◆ **HOW TO COMPLETE THIS TASK**:
Those lines of the following listing which contain the string "JSON" should be returned.

◆ **THE DATA**:
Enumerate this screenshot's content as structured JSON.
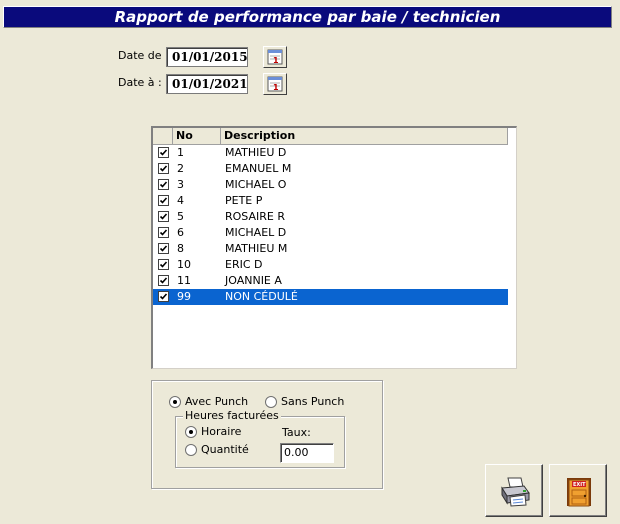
{
  "title": "Rapport de performance par baie / technicien",
  "date_from": {
    "label": "Date de :",
    "value": "01/01/2015"
  },
  "date_to": {
    "label": "Date à :",
    "value": "01/01/2021"
  },
  "list": {
    "headers": [
      "No",
      "Description"
    ],
    "rows": [
      {
        "no": "1",
        "desc": "MATHIEU D"
      },
      {
        "no": "2",
        "desc": "EMANUEL M"
      },
      {
        "no": "3",
        "desc": "MICHAEL O"
      },
      {
        "no": "4",
        "desc": "PETE P"
      },
      {
        "no": "5",
        "desc": "ROSAIRE R"
      },
      {
        "no": "6",
        "desc": "MICHAEL D"
      },
      {
        "no": "8",
        "desc": "MATHIEU M"
      },
      {
        "no": "10",
        "desc": "ERIC D"
      },
      {
        "no": "11",
        "desc": "JOANNIE A"
      },
      {
        "no": "99",
        "desc": "NON CÉDULÉ"
      }
    ],
    "selected_index": 9
  },
  "punch": {
    "avec": "Avec Punch",
    "sans": "Sans Punch",
    "selected": "avec"
  },
  "heures": {
    "legend": "Heures facturées",
    "horaire": "Horaire",
    "quantite": "Quantité",
    "selected": "horaire",
    "taux_label": "Taux:",
    "taux_value": "0.00"
  },
  "colors": {
    "title_bar": "#0a0a7c",
    "selection": "#0a64d0",
    "background": "#ece9d8"
  },
  "icons": {
    "calendar": "calendar-icon",
    "print": "printer-icon",
    "exit": "exit-door-icon"
  }
}
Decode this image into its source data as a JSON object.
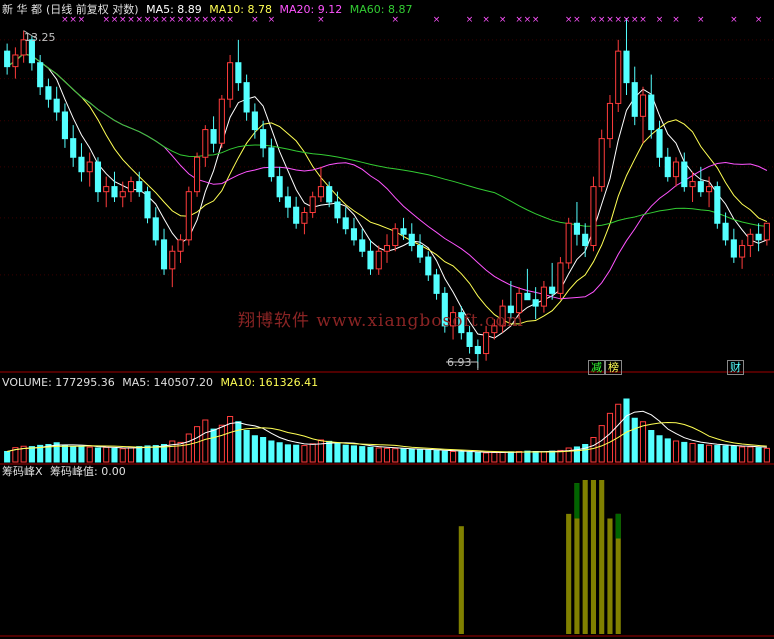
{
  "price_panel": {
    "header": {
      "stock_name": "新 华 都",
      "mode": "(日线 前复权 对数)",
      "ma5": "MA5: 8.89",
      "ma10": "MA10: 8.78",
      "ma20": "MA20: 9.12",
      "ma60": "MA60: 8.87"
    },
    "high_label": "13.25",
    "low_label": "6.93",
    "watermark": "翔博软件 www.xiangbosoft.com",
    "tags": [
      "减",
      "榜",
      "财"
    ]
  },
  "volume_panel": {
    "header": {
      "volume": "VOLUME: 177295.36",
      "ma5": "MA5: 140507.20",
      "ma10": "MA10: 161326.41"
    }
  },
  "chip_panel": {
    "header": {
      "name": "筹码峰X",
      "value": "筹码峰值: 0.00"
    }
  },
  "colors": {
    "up": "#ff3c3c",
    "down": "#54ffff",
    "ma5": "#ffffff",
    "ma10": "#ffff54",
    "ma20": "#ff54ff",
    "ma60": "#33cc33",
    "chip_bar": "#808000",
    "chip_peak": "#006400",
    "marker": "#ff54ff"
  },
  "chart_data": [
    {
      "type": "candlestick",
      "scale": "log",
      "ylim": [
        6.6,
        13.6
      ],
      "candles": [
        [
          12.7,
          12.9,
          12.1,
          12.3
        ],
        [
          12.3,
          12.8,
          12.0,
          12.6
        ],
        [
          12.6,
          13.25,
          12.4,
          13.0
        ],
        [
          13.0,
          13.1,
          12.2,
          12.4
        ],
        [
          12.4,
          12.6,
          11.6,
          11.8
        ],
        [
          11.8,
          12.0,
          11.3,
          11.5
        ],
        [
          11.5,
          11.8,
          11.0,
          11.2
        ],
        [
          11.2,
          11.4,
          10.4,
          10.6
        ],
        [
          10.6,
          10.9,
          10.0,
          10.2
        ],
        [
          10.2,
          10.5,
          9.7,
          9.9
        ],
        [
          9.9,
          10.3,
          9.6,
          10.1
        ],
        [
          10.1,
          10.2,
          9.3,
          9.5
        ],
        [
          9.5,
          9.8,
          9.2,
          9.6
        ],
        [
          9.6,
          9.9,
          9.3,
          9.4
        ],
        [
          9.4,
          9.7,
          9.2,
          9.5
        ],
        [
          9.5,
          9.8,
          9.3,
          9.7
        ],
        [
          9.7,
          9.9,
          9.4,
          9.5
        ],
        [
          9.5,
          9.6,
          8.9,
          9.0
        ],
        [
          9.0,
          9.2,
          8.5,
          8.6
        ],
        [
          8.6,
          8.8,
          8.0,
          8.1
        ],
        [
          8.1,
          8.5,
          7.8,
          8.4
        ],
        [
          8.4,
          8.7,
          8.2,
          8.6
        ],
        [
          8.6,
          9.6,
          8.5,
          9.5
        ],
        [
          9.5,
          10.3,
          9.4,
          10.2
        ],
        [
          10.2,
          10.9,
          10.0,
          10.8
        ],
        [
          10.8,
          11.1,
          10.3,
          10.5
        ],
        [
          10.5,
          11.6,
          10.4,
          11.5
        ],
        [
          11.5,
          12.6,
          11.3,
          12.4
        ],
        [
          12.4,
          13.0,
          11.7,
          11.9
        ],
        [
          11.9,
          12.1,
          11.0,
          11.2
        ],
        [
          11.2,
          11.4,
          10.6,
          10.8
        ],
        [
          10.8,
          11.0,
          10.2,
          10.4
        ],
        [
          10.4,
          10.6,
          9.7,
          9.8
        ],
        [
          9.8,
          10.0,
          9.3,
          9.4
        ],
        [
          9.4,
          9.6,
          9.0,
          9.2
        ],
        [
          9.2,
          9.4,
          8.8,
          8.9
        ],
        [
          8.9,
          9.2,
          8.7,
          9.1
        ],
        [
          9.1,
          9.5,
          9.0,
          9.4
        ],
        [
          9.4,
          10.0,
          9.3,
          9.6
        ],
        [
          9.6,
          9.7,
          9.2,
          9.3
        ],
        [
          9.3,
          9.5,
          8.9,
          9.0
        ],
        [
          9.0,
          9.2,
          8.7,
          8.8
        ],
        [
          8.8,
          9.0,
          8.5,
          8.6
        ],
        [
          8.6,
          8.8,
          8.3,
          8.4
        ],
        [
          8.4,
          8.6,
          8.0,
          8.1
        ],
        [
          8.1,
          8.5,
          8.0,
          8.4
        ],
        [
          8.4,
          8.7,
          8.2,
          8.5
        ],
        [
          8.5,
          8.9,
          8.4,
          8.8
        ],
        [
          8.8,
          9.0,
          8.6,
          8.7
        ],
        [
          8.7,
          8.9,
          8.4,
          8.5
        ],
        [
          8.5,
          8.7,
          8.2,
          8.3
        ],
        [
          8.3,
          8.4,
          7.9,
          8.0
        ],
        [
          8.0,
          8.1,
          7.6,
          7.7
        ],
        [
          7.7,
          7.8,
          7.1,
          7.2
        ],
        [
          7.2,
          7.5,
          7.0,
          7.4
        ],
        [
          7.4,
          7.5,
          7.0,
          7.1
        ],
        [
          7.1,
          7.2,
          6.8,
          6.9
        ],
        [
          6.9,
          7.0,
          6.6,
          6.8
        ],
        [
          6.8,
          7.2,
          6.7,
          7.1
        ],
        [
          7.1,
          7.3,
          7.0,
          7.2
        ],
        [
          7.2,
          7.6,
          7.1,
          7.5
        ],
        [
          7.5,
          7.9,
          7.3,
          7.4
        ],
        [
          7.4,
          7.8,
          7.3,
          7.7
        ],
        [
          7.7,
          8.1,
          7.6,
          7.6
        ],
        [
          7.6,
          7.8,
          7.3,
          7.5
        ],
        [
          7.5,
          7.9,
          7.4,
          7.8
        ],
        [
          7.8,
          8.2,
          7.6,
          7.7
        ],
        [
          7.7,
          8.3,
          7.6,
          8.2
        ],
        [
          8.2,
          9.0,
          8.1,
          8.9
        ],
        [
          8.9,
          9.3,
          8.5,
          8.7
        ],
        [
          8.7,
          8.9,
          8.3,
          8.5
        ],
        [
          8.5,
          9.8,
          8.4,
          9.6
        ],
        [
          9.6,
          10.8,
          9.5,
          10.6
        ],
        [
          10.6,
          11.6,
          10.4,
          11.4
        ],
        [
          11.4,
          13.0,
          11.2,
          12.7
        ],
        [
          12.7,
          13.6,
          11.6,
          11.9
        ],
        [
          11.9,
          12.3,
          10.9,
          11.1
        ],
        [
          11.1,
          11.8,
          10.5,
          11.6
        ],
        [
          11.6,
          12.1,
          10.6,
          10.8
        ],
        [
          10.8,
          11.0,
          10.0,
          10.2
        ],
        [
          10.2,
          10.4,
          9.7,
          9.8
        ],
        [
          9.8,
          10.2,
          9.6,
          10.1
        ],
        [
          10.1,
          10.3,
          9.5,
          9.6
        ],
        [
          9.6,
          9.9,
          9.3,
          9.7
        ],
        [
          9.7,
          10.0,
          9.4,
          9.5
        ],
        [
          9.5,
          9.8,
          9.2,
          9.6
        ],
        [
          9.6,
          9.7,
          8.8,
          8.9
        ],
        [
          8.9,
          9.1,
          8.5,
          8.6
        ],
        [
          8.6,
          8.8,
          8.2,
          8.3
        ],
        [
          8.3,
          8.6,
          8.1,
          8.5
        ],
        [
          8.5,
          8.8,
          8.3,
          8.7
        ],
        [
          8.7,
          8.9,
          8.4,
          8.6
        ],
        [
          8.6,
          8.9,
          8.5,
          8.9
        ]
      ],
      "ma_labels": [
        "MA5",
        "MA10",
        "MA20",
        "MA60"
      ],
      "high_marker": 13.25,
      "low_marker": 6.93
    },
    {
      "type": "bar",
      "title": "VOLUME",
      "values": [
        60,
        82,
        90,
        88,
        95,
        100,
        110,
        96,
        88,
        90,
        85,
        80,
        84,
        78,
        76,
        82,
        88,
        92,
        94,
        100,
        120,
        112,
        160,
        202,
        240,
        188,
        210,
        260,
        230,
        180,
        150,
        140,
        120,
        110,
        98,
        96,
        94,
        104,
        126,
        118,
        108,
        96,
        92,
        88,
        84,
        80,
        78,
        76,
        74,
        72,
        70,
        68,
        66,
        62,
        60,
        58,
        56,
        54,
        52,
        54,
        56,
        58,
        60,
        62,
        60,
        58,
        62,
        66,
        80,
        86,
        100,
        140,
        208,
        278,
        330,
        360,
        250,
        230,
        180,
        150,
        132,
        120,
        112,
        106,
        100,
        96,
        94,
        92,
        90,
        86,
        86,
        82,
        78
      ],
      "ylim": [
        0,
        400
      ]
    },
    {
      "type": "bar",
      "title": "筹码峰X",
      "values": [
        0,
        0,
        0,
        0,
        0,
        0,
        0,
        0,
        0,
        0,
        0,
        0,
        0,
        0,
        0,
        0,
        0,
        0,
        0,
        0,
        0,
        0,
        0,
        0,
        0,
        0,
        0,
        0,
        0,
        0,
        0,
        0,
        0,
        0,
        0,
        0,
        0,
        0,
        0,
        0,
        0,
        0,
        0,
        0,
        0,
        0,
        0,
        0,
        0,
        0,
        0,
        0,
        0,
        0,
        0,
        0,
        0,
        0,
        0,
        0,
        0,
        0,
        0,
        0,
        0,
        0,
        0,
        0,
        0,
        0,
        0,
        0,
        0,
        0,
        0,
        0,
        0,
        0,
        0,
        0,
        0,
        0,
        0,
        0,
        0,
        0,
        0,
        0,
        0,
        0,
        0,
        0,
        0
      ],
      "peaks": [
        {
          "i": 55,
          "v": 0.7
        },
        {
          "i": 68,
          "v": 0.78
        },
        {
          "i": 69,
          "v": 0.98
        },
        {
          "i": 70,
          "v": 1.0
        },
        {
          "i": 71,
          "v": 1.0
        },
        {
          "i": 72,
          "v": 1.0
        },
        {
          "i": 73,
          "v": 0.75
        },
        {
          "i": 74,
          "v": 0.78
        }
      ],
      "ylim": [
        0,
        1
      ]
    }
  ]
}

◆ **ANSWER TO THE EXERCISE**:
Enumerate this screenshot's content as structured JSON.
Decode this image into its source data as a JSON object.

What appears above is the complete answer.